It is the delivery of the monologues which is less convincing, and perhaps demands more attention from director Roger Scales. There is very little variation in pace and a lack of any real light and shade. Moments of significant dramatic potential are not fully realised, and the rug is completely pulled from under an ending which should be much more powerful and poignant than it is.

However, this play is more about a man discovering and accepting his sexual identity than it is an Iraq veteran coming to terms with what happened to him during the war and there is much to enjoy here in both the writing and the performing. Some nice one-liners and amusing anecdotes about anonymous MPs and plaster-dust-covered builders in public toilets keep the audience chuckling along in between the spurts of bare flesh and baby oil.

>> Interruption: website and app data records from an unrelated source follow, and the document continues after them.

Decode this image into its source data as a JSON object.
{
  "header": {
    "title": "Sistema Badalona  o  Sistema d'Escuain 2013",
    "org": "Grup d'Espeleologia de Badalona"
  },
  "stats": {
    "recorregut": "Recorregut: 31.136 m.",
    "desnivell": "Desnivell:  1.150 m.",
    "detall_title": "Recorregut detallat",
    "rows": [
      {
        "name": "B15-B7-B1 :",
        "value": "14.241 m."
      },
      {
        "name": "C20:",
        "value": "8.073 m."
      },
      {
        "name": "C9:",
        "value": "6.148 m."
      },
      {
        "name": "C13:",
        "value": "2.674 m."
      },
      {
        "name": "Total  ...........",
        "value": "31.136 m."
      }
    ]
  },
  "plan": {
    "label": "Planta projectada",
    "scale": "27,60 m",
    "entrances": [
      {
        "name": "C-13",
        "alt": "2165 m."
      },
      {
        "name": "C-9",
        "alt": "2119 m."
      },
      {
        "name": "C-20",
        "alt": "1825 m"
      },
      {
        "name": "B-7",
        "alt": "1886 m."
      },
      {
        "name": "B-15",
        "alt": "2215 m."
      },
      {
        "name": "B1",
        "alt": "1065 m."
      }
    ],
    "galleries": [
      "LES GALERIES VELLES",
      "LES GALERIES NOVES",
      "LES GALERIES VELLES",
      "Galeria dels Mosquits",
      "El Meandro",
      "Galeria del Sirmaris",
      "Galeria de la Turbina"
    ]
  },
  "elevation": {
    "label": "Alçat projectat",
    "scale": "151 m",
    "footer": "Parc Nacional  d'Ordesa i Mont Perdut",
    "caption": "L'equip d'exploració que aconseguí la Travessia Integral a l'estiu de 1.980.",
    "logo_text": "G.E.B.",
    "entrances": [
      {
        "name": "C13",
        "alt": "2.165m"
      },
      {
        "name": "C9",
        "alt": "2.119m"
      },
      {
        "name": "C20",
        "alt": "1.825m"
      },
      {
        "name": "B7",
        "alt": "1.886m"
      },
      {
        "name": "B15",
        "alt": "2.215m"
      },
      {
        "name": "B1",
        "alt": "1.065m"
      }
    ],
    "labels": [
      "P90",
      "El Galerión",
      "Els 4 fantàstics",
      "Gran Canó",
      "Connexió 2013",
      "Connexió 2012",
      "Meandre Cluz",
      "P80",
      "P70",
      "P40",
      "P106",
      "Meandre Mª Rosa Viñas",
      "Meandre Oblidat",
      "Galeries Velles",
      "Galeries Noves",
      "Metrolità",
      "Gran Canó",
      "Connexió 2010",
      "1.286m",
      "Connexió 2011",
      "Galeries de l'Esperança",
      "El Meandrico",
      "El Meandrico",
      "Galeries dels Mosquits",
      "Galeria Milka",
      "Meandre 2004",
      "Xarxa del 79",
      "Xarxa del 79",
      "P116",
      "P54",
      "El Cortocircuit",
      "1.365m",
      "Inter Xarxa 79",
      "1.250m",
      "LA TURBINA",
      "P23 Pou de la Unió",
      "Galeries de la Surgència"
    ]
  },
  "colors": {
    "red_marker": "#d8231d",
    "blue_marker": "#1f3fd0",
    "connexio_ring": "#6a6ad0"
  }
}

Paul Dunn - Remotegoat (22 April 2010)

As I skate in a few seconds before the performance (after running up and down The Scotsman steps to check the platform for a train back to Glasgow), the box office is just about to sell my ticket. 

“It’s a very popular show” they say, as apologies follow on both sides. Sure enough, three of us almost-latecomers end up sitting or standing in the aisle. Strip Search does seem to be one of those word-of-mouth successes that only Edinburgh produces.

A key selling point is that it offers, in the words of the production company Homo Promos, ‘full male nudity, gay sex, strong language and images some may find offensive’. A special treat, of course. 

But the trick is that by the time you reach this point, the physical thing seems only a small part of the man, the character, the life story that has been told.

Strip Search is written and directed by Peter Scott-Presland. So on one level it is a scripted monologue. However, the subject matter of a male stripper seems to invite, almost inevitably, dance routines. Although perhaps not from a devised physical theatre tradition, the result is highly muscular, pumping up the audience, using the tricks of the trade.

The person behind the pecs is complex and damaged. From a childhood of abuse as a young black boy in Wales, he becomes addicted to fruit machines in the hope of buying perfume for and affection from his mother. 

Before long, realising the ‘power’ it yields, he starts selling sex as a young teenager, remaining philosophical in spite of a few stitches at the university hospital.

Nationality and identity are important themes, as ‘Squaddie’ is also a product of the army. He waves and curses the Union Jack, bitter at the harm wrought on him and a close friend who survived injury in Basra only to have his brains blown out by inner-city thugs.

Damola Onadeko gives an impressive performance. He has the presence, guts and energy needed for this character. Eye contact with the audience is particularly razor sharp, and the movement has conviction. However, the text is a litany of suffering, and its more melodramatic moments were sometimes strained.

Strip Search is nevertheless a hard-hitting piece, a well-deserved success. The narrative has an exaggerated side, piling on the misery, but it is not completely implausible. And it’s hard not to feel angry. As for Squaddie, of course, he just doesn’t actually have sex much these days.

Charlotte Smith - Total Theatre (10 August 2011)

Facebook Comments

Bravo. I’m now a fan. Thanks for a lovely and surprising evening.

Martin Stevens

A beautifully written emotional piece of theatre, performed with passion and sincerity.

Joe Shefer

I just saw Strip Search at the Rosemary Branch and I was so surprised. I wasn’t expecting much other than the nudity but you can really act. It was lovely. You are a great actor.

Andrew Barham

Time Out review (25 April 2010)